The LOI creates a non-binding framework for collaboration and co-ordination between the two organizations. The collaboration may be a step towards the development of commercially viable PSC technology, which has long been one of the most exciting areas for the next generation of PV.
CSIRO is currently the 4th largest shareholder in Dyesol. The two have worked together in the past, collaborating back in 2010 on materials for dye sensitized solar cells. Since then, Dyesol has shifted to focus on PSC development.
Dyesol and the CSIRO will combine their respective technical and commercial expertise, in order to seek funding for specific projects from the Australian Renewable Energy Agency and other government sources.
CSIRO is rapidly developing an expertise in the exciting new PV technology of perovskite solar cells, stated Richard Caldwell, Managing Director at Dyesol. We believe that CSIRO is ideally positioned to explore opportunities to improve the technology, as we plan and execute the launch if perovskite solar cell PV products for commercialization.
Perovskites potential to increase a solar cells efficiency has long been known in the industry, however, development has been held up by issues with the materials stability and durability.
Dyesol are already one of the leaders in the field of PSC research, having claimed last year to have produced 1cm perovskite cells, which operated at 10% conversion efficiency for more than 1000 hours of degradation testing.
Competition to develop the first commercial cell using perovskite material looks to be hotting up now though. Dyesols research partnership comes just weeks after the U.S. National Renewable Energy Laboratory announced that it had achieved better than 10% efficiency in a perovskite PV cell using quantum dots.
British perovskite researchers Oxford PV also announced earlier this week that it had completed a further round of funding.

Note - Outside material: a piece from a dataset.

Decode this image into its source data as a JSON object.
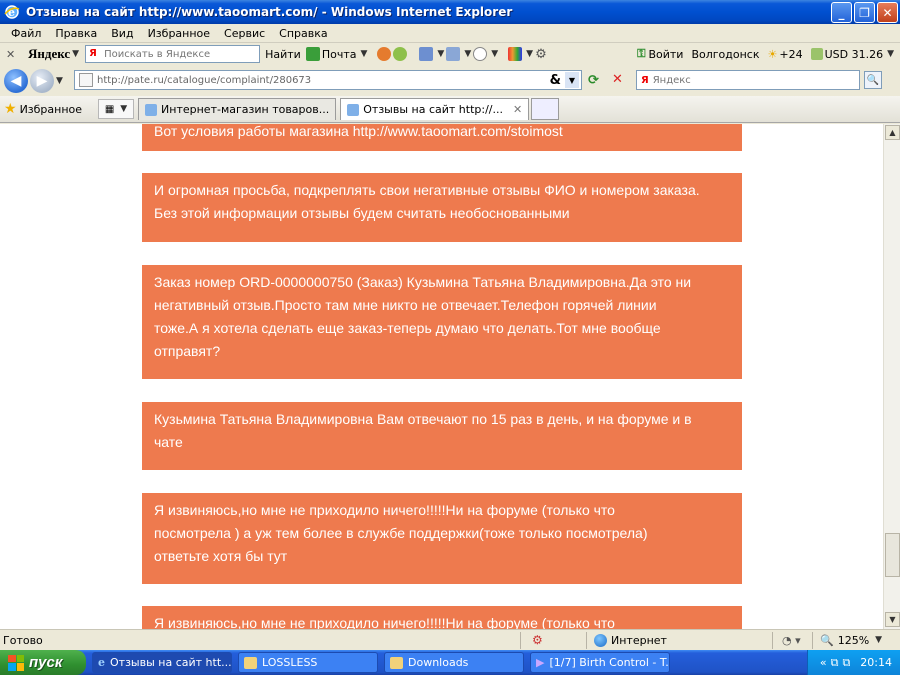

This means that over the past 18 months they have raised more US$27 million to fund their own research into PSC commercialization.